In the records below, locate the line containing "Extract the structured"; output that line and every following line through the last, exactly.

Given information section start

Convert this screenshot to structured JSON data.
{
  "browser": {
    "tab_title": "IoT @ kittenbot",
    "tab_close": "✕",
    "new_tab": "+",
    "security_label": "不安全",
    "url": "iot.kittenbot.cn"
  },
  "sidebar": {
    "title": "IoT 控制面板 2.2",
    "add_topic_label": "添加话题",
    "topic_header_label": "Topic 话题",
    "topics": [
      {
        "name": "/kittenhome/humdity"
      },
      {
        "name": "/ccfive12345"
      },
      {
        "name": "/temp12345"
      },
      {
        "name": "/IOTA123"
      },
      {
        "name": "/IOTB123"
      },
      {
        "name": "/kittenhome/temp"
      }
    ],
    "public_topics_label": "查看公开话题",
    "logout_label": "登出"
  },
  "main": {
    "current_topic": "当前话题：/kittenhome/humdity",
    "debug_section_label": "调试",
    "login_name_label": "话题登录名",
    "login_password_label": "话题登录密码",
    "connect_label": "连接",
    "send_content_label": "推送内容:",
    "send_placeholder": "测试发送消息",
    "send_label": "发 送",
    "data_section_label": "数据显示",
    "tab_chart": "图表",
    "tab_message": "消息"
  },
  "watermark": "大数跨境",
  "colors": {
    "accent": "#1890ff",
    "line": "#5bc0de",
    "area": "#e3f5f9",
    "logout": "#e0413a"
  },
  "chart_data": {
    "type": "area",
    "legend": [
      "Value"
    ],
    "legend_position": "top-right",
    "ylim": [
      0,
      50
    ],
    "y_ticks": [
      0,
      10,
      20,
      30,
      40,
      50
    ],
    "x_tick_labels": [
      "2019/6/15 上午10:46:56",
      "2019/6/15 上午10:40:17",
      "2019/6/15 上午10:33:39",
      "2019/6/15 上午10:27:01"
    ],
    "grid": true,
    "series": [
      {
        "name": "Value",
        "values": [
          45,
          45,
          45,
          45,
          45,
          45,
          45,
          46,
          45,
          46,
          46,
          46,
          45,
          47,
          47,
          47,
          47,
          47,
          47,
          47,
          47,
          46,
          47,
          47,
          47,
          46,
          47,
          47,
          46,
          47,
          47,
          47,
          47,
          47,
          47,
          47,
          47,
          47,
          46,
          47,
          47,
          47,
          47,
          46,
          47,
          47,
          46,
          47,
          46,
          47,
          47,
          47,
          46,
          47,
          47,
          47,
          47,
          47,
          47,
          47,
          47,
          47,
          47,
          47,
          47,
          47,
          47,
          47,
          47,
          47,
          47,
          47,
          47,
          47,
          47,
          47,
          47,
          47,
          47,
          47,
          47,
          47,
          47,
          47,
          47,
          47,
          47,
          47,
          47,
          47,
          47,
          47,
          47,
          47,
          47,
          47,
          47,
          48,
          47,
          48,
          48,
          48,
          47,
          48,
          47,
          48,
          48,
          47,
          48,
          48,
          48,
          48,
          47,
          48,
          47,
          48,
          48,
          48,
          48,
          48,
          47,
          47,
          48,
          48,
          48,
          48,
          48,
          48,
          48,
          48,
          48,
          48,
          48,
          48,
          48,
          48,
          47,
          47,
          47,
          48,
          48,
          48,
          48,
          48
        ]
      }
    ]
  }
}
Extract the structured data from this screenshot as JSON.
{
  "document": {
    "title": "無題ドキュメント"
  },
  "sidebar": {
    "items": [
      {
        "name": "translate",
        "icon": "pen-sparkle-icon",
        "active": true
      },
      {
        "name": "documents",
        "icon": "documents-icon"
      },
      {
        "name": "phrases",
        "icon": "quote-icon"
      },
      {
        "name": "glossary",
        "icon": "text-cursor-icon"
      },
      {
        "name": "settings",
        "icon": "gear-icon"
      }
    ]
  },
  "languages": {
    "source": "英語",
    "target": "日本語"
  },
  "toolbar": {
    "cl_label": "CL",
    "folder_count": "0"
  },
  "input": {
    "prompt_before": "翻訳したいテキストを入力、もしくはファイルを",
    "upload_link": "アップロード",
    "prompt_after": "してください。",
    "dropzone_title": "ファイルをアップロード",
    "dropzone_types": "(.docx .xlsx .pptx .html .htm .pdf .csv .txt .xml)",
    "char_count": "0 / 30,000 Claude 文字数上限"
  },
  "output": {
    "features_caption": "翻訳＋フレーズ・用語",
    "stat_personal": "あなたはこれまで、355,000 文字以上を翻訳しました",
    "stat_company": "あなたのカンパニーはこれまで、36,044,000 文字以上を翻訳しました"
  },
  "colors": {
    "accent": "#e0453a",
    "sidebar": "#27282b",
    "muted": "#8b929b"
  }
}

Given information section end

Exercise output –
Extract the structured data from this screenshot as JSON.
{
  "document": {
    "title": "無題ドキュメント"
  },
  "sidebar": {
    "items": [
      {
        "name": "translate",
        "icon": "pen-sparkle-icon",
        "active": true
      },
      {
        "name": "documents",
        "icon": "documents-icon"
      },
      {
        "name": "phrases",
        "icon": "quote-icon"
      },
      {
        "name": "glossary",
        "icon": "text-cursor-icon"
      },
      {
        "name": "settings",
        "icon": "gear-icon"
      }
    ]
  },
  "languages": {
    "source": "英語",
    "target": "日本語"
  },
  "toolbar": {
    "cl_label": "CL",
    "folder_count": "0"
  },
  "input": {
    "prompt_before": "翻訳したいテキストを入力、もしくはファイルを",
    "upload_link": "アップロード",
    "prompt_after": "してください。",
    "dropzone_title": "ファイルをアップロード",
    "dropzone_types": "(.docx .xlsx .pptx .html .htm .pdf .csv .txt .xml)",
    "char_count": "0 / 30,000 Claude 文字数上限"
  },
  "output": {
    "features_caption": "翻訳＋フレーズ・用語",
    "stat_personal": "あなたはこれまで、355,000 文字以上を翻訳しました",
    "stat_company": "あなたのカンパニーはこれまで、36,044,000 文字以上を翻訳しました"
  },
  "colors": {
    "accent": "#e0453a",
    "sidebar": "#27282b",
    "muted": "#8b929b"
  }
}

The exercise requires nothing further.